Ring of Fire – This is a complex and complicated project
QUEEN’S PARK – The Ring of Fire was the subject of a question in the Ontario Legislature on Tuesday. Minister of Northern Development and Mines, Michael Gravelle was up in the legislature answering a question from the opposition MPP Michael Mantha.
Minister Gravelle has focused that the Ring of Fire is very important, but also that getting the Ring of Fire right is equally important. “It might be slightly longer, but it will be going forward,” stated the Minister. “We are going to get it right,” continued Gravelle.
That focus has raised concern with the opposition who are suggesting that perhaps getting it right could be taking so long that it might set the project back.
From Question Period in the Ontario Legislature:
Mr. Michael Mantha: My question is to the Minister of Northern Development and Mines. In May 2012, the Premier said, “In order for the Ring of Fire development to go forward … in the best way possible, we know that this is a partnership: the federal government, First Nations, the provincial government and the companies working together.”

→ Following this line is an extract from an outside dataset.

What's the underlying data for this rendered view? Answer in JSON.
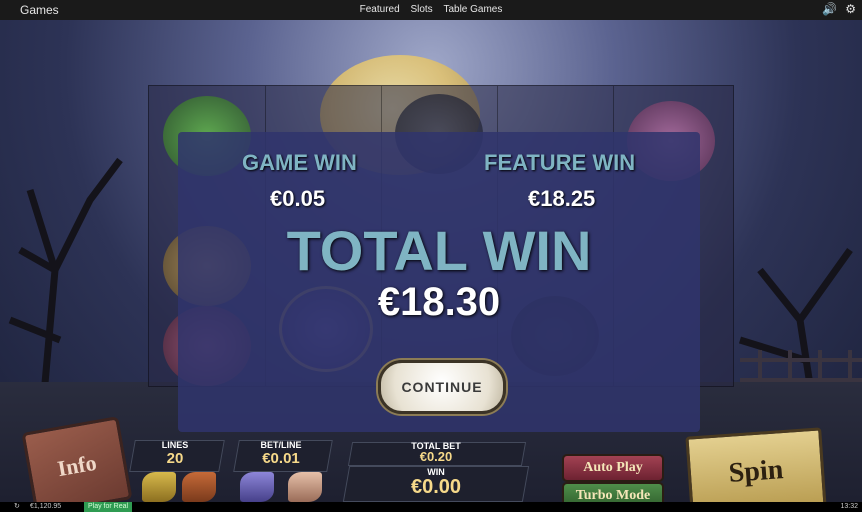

Yet, just two weeks ago, Cliffs was forced to consider pulling out of the Ring of Fire because this government refuses to provide direction in Ring of Fire development. Last Friday, Northern Superior Resources was forced to sue the government for failing to play a role in consultation with First Nations. How can this government ask partners to work together while it refuses to play a role in creating a plan for mining development and job creation?
Hon. Michael Gravelle: I appreciate the question, and I think, as the member understands very well, we are indeed working with all our partners very, very closely. We’re certainly involved in very significant and important discussions, if not negotiations, with the Matawa First Nations, something that we hope will lead us towards a much greater opportunity to work together with them as well on a number of issues that are very important.
We’re working in terms of skills upgrading and skills training to have people prepared for the Ring of Fire. We’re certainly also working with the federal government, as well, trying to get them to play a true partnership role, and, may I say, with the companies. We continue to work closely in a focused way with all the companies: Cliffs Natural Resources, Noront Resources and KWG Resources.
This is a complex and complicated project, one that will make such a difference to so many over so many years—a multi-generational opportunity—and, indeed, that’s the opportunity that we have to work together with the work that, obviously, all of us can do here in the Legislature together.
The Speaker (Hon. Dave Levac): Supplementary?
Mr. Michael Mantha: Again, my question is to the minister. Minister, last week you said, “We’re having discussions with all interested companies. Those discussions obviously will include important infrastructure links.”
The government is announcing that thousands of jobs will come to the province, but yet no work on the ground is being done to create these jobs. There is no training of the workforce to meet the demand. There is no plan for infrastructure and there is no electricity rate reduction.
For six years, this government has talked the talk, but has done nothing on the ground to create the jobs and consult the communities. What will it take for this government to actually develop a plan for Ring of Fire development and job creation in the north?
Hon. Michael Gravelle: The member could not be more wrong in almost every aspect of what he just referenced.
Certainly, in terms of the skills training and upgrading, we’ve provided skills training and upgrading to over 800 people. We’ve consulted, on a number of bases, with First Nation communities, as well as all kinds of other northern municipal leaders and on a variety of aspects as well. In terms of the companies, we recognize how important infrastructure is. That’s why we are looking very closely at a variety of options.
Our obligation, and what your expectation would be, is that we make an appropriate assessment to say, “What is the best decision in terms of the role the province should be playing in terms of infrastructure?” That’s exactly what we’re doing, and that’s why we’re going to continue to work as closely as we can with Cliffs and with the other companies, with Noront and with KWG.
I think you recognize what a complex project—it’s a multi-faceted project, but one that we are extremely excited about, continue to be excited about, continue to view as a real priority, and one that I will, as minister—